And yes, there are scammers that have processors / banks lined up but they burn through them at a rate of about 1 every 8 weeks or so, and each time that happens they forfeit a large amount of cash. There are not that many merchants willing to play the game that way.
50 chargebacks or 0.5%, whatever gets hit first and you're in trouble. Reputation damage to the CC companies and you're out for good. Merchant account hopping is not a long term viable strategy.
First, while credit card companies and banks can chose to honor disputes of any age, your rights under the FCBA protect you for only 60 days -- and the FCBA doesn't apply to debit cards at all.
My tip -- that you should never use a debit card and with credit cards you should dispute charges before paying the bill -- is correct in spirit but not in the letter of the way I worded it, so mea culpa on technicalities but the point is correct. The FCBA only grants you 60 days to dispute a transaction (after the statement cut, not the transaction itself).
Also, CC disputes have some consequences. Companies aggregate & share lists of customers that have charge-backed. Finding yourself on the list can see you turned-away from legitimate, good businesses that have to protect themselves against dispute-prone customers.
I see 6 month chargebacks on a regular basis (dealing with consumer fraud is fun), so these definitely happen, they're possible and if consumers can do it when they are the ones defrauding the merchants there will be a lot less trouble when it is the merchant doing the defrauding.
In many cases the cc company debiting your checking account is automated and there is no step for you to verify other than to periodically go through your statements to see if you have taken on any ghost charges.
What the parent meant was "after you paid the bill". It's hard to go back later and say the charge was fraudulent after you received the bill and opted to pay it. In theory, payment = acceptance of charges.

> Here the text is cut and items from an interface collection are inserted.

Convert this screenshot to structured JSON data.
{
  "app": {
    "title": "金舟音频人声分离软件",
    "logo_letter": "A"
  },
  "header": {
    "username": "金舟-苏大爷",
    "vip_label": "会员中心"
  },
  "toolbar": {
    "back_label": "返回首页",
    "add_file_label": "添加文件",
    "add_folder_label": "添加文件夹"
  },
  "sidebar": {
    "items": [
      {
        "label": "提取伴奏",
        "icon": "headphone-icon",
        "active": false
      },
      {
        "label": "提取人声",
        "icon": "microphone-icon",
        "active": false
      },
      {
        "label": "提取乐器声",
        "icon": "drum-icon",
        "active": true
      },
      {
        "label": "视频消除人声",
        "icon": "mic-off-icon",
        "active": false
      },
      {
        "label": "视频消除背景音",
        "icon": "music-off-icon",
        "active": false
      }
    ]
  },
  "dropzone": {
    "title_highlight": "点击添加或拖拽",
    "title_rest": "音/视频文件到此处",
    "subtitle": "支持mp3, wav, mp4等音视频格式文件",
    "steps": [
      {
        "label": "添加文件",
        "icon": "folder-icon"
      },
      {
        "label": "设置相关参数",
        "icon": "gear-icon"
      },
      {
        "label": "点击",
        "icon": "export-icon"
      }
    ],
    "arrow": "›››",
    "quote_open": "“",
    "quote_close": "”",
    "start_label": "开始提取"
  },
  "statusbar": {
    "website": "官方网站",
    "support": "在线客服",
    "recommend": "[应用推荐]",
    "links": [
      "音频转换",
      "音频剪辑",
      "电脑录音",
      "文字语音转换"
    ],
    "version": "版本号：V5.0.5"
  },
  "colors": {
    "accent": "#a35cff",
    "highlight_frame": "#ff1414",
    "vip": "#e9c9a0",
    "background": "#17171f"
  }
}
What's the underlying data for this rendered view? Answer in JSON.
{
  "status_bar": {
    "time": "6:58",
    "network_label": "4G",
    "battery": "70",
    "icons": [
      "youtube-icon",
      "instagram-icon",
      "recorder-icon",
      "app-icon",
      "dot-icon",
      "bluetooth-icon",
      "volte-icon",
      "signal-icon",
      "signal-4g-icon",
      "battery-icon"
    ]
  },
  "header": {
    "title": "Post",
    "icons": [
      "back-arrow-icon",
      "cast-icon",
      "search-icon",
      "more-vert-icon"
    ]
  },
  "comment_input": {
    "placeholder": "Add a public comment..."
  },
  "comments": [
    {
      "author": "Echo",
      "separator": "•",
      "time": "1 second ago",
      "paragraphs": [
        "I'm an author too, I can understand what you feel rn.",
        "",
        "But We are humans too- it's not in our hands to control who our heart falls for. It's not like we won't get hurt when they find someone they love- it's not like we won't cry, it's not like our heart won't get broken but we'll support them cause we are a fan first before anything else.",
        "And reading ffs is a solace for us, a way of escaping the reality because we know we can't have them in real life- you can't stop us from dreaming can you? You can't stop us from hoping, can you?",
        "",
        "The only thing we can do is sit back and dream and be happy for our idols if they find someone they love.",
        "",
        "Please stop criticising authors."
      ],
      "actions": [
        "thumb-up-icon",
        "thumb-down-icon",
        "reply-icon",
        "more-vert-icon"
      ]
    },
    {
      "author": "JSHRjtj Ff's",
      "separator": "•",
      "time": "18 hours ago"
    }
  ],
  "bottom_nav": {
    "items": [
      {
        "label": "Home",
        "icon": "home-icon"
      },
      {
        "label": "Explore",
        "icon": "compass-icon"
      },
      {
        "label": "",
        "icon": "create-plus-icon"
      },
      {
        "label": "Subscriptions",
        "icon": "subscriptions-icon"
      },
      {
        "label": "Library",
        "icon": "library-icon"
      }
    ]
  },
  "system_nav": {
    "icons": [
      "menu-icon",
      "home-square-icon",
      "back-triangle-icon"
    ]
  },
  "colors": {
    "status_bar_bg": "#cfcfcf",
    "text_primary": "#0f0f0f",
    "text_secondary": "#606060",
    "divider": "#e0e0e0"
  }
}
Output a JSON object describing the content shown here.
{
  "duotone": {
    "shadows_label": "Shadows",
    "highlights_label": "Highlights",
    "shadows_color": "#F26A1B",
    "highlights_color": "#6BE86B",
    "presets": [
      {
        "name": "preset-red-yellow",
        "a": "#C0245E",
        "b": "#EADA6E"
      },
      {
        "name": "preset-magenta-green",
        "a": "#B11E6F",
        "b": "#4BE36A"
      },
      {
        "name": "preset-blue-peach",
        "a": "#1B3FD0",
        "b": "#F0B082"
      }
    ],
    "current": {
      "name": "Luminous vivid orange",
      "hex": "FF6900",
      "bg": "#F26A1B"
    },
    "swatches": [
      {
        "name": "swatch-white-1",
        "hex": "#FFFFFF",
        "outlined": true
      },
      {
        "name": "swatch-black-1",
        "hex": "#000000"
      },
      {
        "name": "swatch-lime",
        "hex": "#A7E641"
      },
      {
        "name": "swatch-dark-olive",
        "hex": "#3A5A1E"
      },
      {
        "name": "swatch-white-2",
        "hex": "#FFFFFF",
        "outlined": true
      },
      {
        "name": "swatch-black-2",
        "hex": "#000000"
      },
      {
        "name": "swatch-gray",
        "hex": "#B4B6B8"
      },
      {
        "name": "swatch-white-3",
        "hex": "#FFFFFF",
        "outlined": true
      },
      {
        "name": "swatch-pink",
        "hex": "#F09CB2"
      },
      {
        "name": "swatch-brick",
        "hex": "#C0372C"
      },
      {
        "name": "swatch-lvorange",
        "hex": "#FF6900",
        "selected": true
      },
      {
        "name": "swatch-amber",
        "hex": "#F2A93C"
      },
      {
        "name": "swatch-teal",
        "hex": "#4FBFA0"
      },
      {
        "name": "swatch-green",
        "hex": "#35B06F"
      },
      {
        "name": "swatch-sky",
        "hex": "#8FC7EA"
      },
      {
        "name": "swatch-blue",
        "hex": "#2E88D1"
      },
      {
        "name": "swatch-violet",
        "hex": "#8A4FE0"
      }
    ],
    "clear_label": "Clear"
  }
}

Theory doesn't matter much here. Especially not with automated debiting of checking accounts to pay the balance or some amount of interest or a combination of those.
As a customer of the card company you have the right to dispute charges as far back as you want, whether they'll honor that or not is a different question but typically up to 6 months in a card-not-present situation should give you no problem at all. And once the complaints about this company start rolling in it will get even easier.
Mass chargebacks are a very powerful weapon in the hands of organized consumers.
This is the best suggestion, but unfortunately may not be possible for them to recover everything depending on how they paid/their credit card company. Most banks only allow you to do a chargeback for charges within the last 1-2 months on debit purchases and 6 months on credit card purchases.
Banks and, at least VISA, are not as quick to do chargebacks they used to be. Now, they'll only do them if the customer says their card was stolen. Found this out when my mother was scammed by a moving company for the 50% deposit (company never showed). She called the number on the back of the card to dispute the charges (I believe its the bank's customer service number, not VISA's). But the bank told her they couldn't reverse the charges since she was the one who authorized them. To get her money back, she'll have to take the moving company to small claims court.
I have used AMEX since the last 9 years, precisely for things like these. They are REALLY good at processing disputes and chargebacks, and in the last 9 years, there has never been a time when I 'lost' a claim against such fraudulent charges (I've had around 5 such claims).
On the other hand, both Visa and Mastercard are pretty much useless to 'protect' you against charges like these.
Debit cards (which from the way you're talking about a bank it sounds like this was) are like that. It's why your best practice is to always use a credit card when buying things (it's not like it costs you anything, as long as you have the discipline to not run up a bill you can't pay).